Spring flowers are for the birds and the bees… and the ants?

By Jarmila Becka Lee, Steve Hamel and Ellen Jakubowski

What’s more uplifting than seeing the first flowers of spring after weeks of dingy mud and snow? As the weather warms and the season progresses, different colours paint our landscapes, adding a kaleidoscope of brightness to our days.

Flowering plants may satisfy our human yearning for beauty, but other species have more practical reasons for paying attention to them. From a moth in disguise eager for an energy drink to an army of ants looking for greasy takeout, a range of wildlife depend on native plants to keep them fed.

Read on to discover wildlife you may encounter this spring.

Bloodroot + ants

Ants collect seeds from oval-shaped seed pods on a large-leaved plant and carry the seeds away.
Ants collect seeds from bloodroot seed pods. Illustration: Jillian Thalman

Bloodroot (Sanguinaria canadensis) is an early spring ephemeral, meaning that its leaves and flowers are visible for a short time in early spring before disappearing for the rest of the year. Its single bright-white flower blooms before the large, lobed leaves unfurl. Once it’s been pollinated either by bees and flies or by itself (a bloodroot plant’s pollen-bearing male parts eventually come into contact with its female parts, which will result in self-pollination if pollinators haven’t already done the job), it develops an elongated seed pod.

Each seed in the pod has a fleshy appendage called an elaiosome. Once seeds mature and the seed pod splits, ants belonging to the genus Aphaenogaster are attracted to the fatty, nutrient-rich elaiosomes. The ants carry the seeds to their nest, where they feed the elaiosomes to their young. Then, they discard the seeds in or near the nest, in effect planting them. The refuse pile where they put the seeds contains nutrient-rich organic material: just what the seeds need to germinate.

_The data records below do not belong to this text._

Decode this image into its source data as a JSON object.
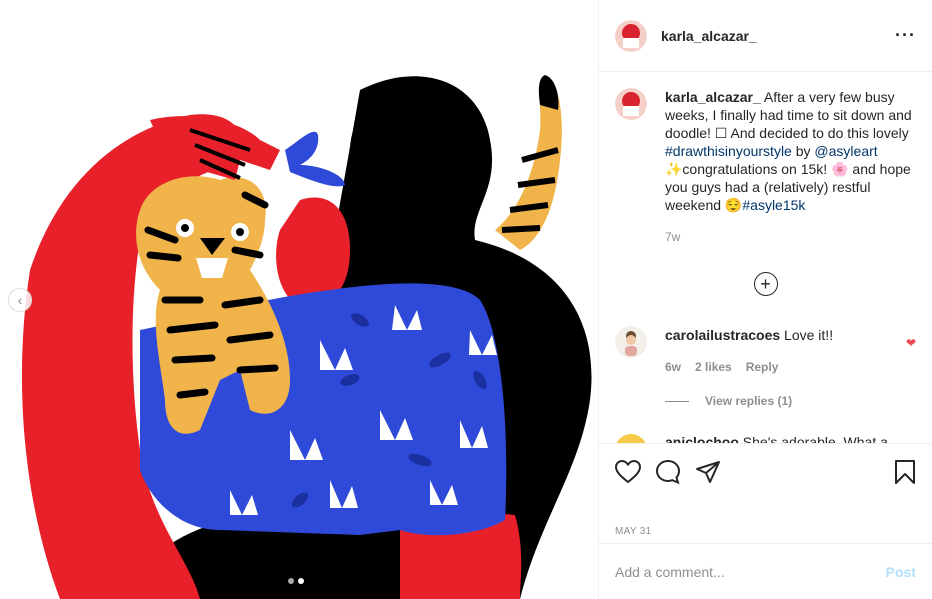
{
  "post": {
    "author": "karla_alcazar_",
    "more_icon": "more-options-icon",
    "caption": {
      "username": "karla_alcazar_",
      "text_1": " After a very few busy weeks, I finally had time to sit down and doodle! ☐ And decided to do this lovely ",
      "hashtag_1": "#drawthisinyourstyle",
      "text_2": " by ",
      "mention": "@asyleart",
      "text_3": " ✨congratulations on 15k! 🌸 and hope you guys had a (relatively) restful weekend 😌",
      "hashtag_2": "#asyle15k",
      "time": "7w"
    },
    "load_more_icon": "plus-circle-icon",
    "comments": [
      {
        "username": "carolailustracoes",
        "text": " Love it!!",
        "time": "6w",
        "likes": "2 likes",
        "reply": "Reply",
        "view_replies": "View replies (1)"
      },
      {
        "username": "aniclochoo",
        "text": " She's adorable. What a"
      }
    ],
    "date": "MAY 31",
    "add_comment_placeholder": "Add a comment...",
    "post_button": "Post",
    "carousel": {
      "slides": 2,
      "active_index": 1
    }
  }
}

In Canada, keep an eye out for bloodroot and its insect associates from southeastern Manitoba to Nova Scotia.

Western columbine + rufous hummingbird

Dry brush strokes illustrate two hummingbirds inserting their bills into red flowers on a graceful-looking plant.
Rufous hummingbirds sip nectar from wild columbine flowers. Illustration: Jillian Thalman

The whimsical-looking western columbine (Aquilegia formosa) is commonly found in moist spots within wooded areas and alpine and subalpine meadows. Its distinctive nodding red and yellow blooms attract wildlife species such as butterflies and rufous hummingbirds (Selasphorus rufus). These hummingbirds visit the western columbine, one of their preferred nectar sources, from late spring to early summer. The plant’s tubular flowers are the perfect shape for their long beaks and flicking tongues to fit into to get at the nectar.

You can spot this columbine, and the hummingbirds that frequent it, in Alberta, BC and Yukon.

Canada anemone + sweat bees

Three tiny sweat bees visit a patch of white Canada anemone flowers.
Sweat bees feed on Canada anemone. Illustration: Jillian Thalman

Canada anemone (Anemonastrum canadense) has attractive, long-lasting white flowers, and it spreads easily — even through lawn — making it a great ground cover. The pollen provided by Canada anemone is an important food source for many native bees in late spring and early summer, including small Andrenid (miner) bees and Halictid (sweat) bees. Other pollinators it attracts include Syrphid flies (also known as hover flies or flower flies).

Canada anemone has a wide distribution in Canada, stretching from B.C. in the west to Newfoundland in the east, and in the warmest months can sometimes even be spotted as far north as Northwest Territories.

Wild bergamot + hummingbird clearwing moth

Dry brush strokes form an image of four moths resembling hummingbirds visit a patch of flowers that look like purple fireworks.
Hummingbird clearwings visiting a patch of wild bergamot. Illustration: Jillian Thalman

The hummingbird clearwing moth (Hemaris thysbe) is a spectacular moth that looks and behaves like a hummingbird as it flies around by day, sipping nectar from prairie and meadow plants like wild bergamot (Monarda fistulosa).

In addition to this moth, wild bergamot flowers draw butterflies, bee flies (fuzzy flies that look like bees), wasps and a host of bee species, including bumble bees, miner bees, epoline cuckoo bees, large leaf-cutting bees and sweat bees. A small black sweat bee called Dufourea monardae appears to feed only from wild bergamot and other flowers in the same genus, Monarda. Sweat bees both pollinate and drink nectar while visiting wild bergamot, whereas some wasps “steal” its nectar by making a hole in the nectar tube so they can drink without pollinating the plant.

In Canada, you can find wild bergamot and its many winged visitors from B.C. all the way to Quebec.

Curious to know which wildlife species visit native plants in other seasons? Check out our fall flowers post.

To give these wildlife species and others a helping hand — and to observe them close to home — try planting native plants in your yard, on your balcony or at a nearby community space. Visit wwf.ca/regrow to learn more.

Help change take root and restore Canada's native plant life.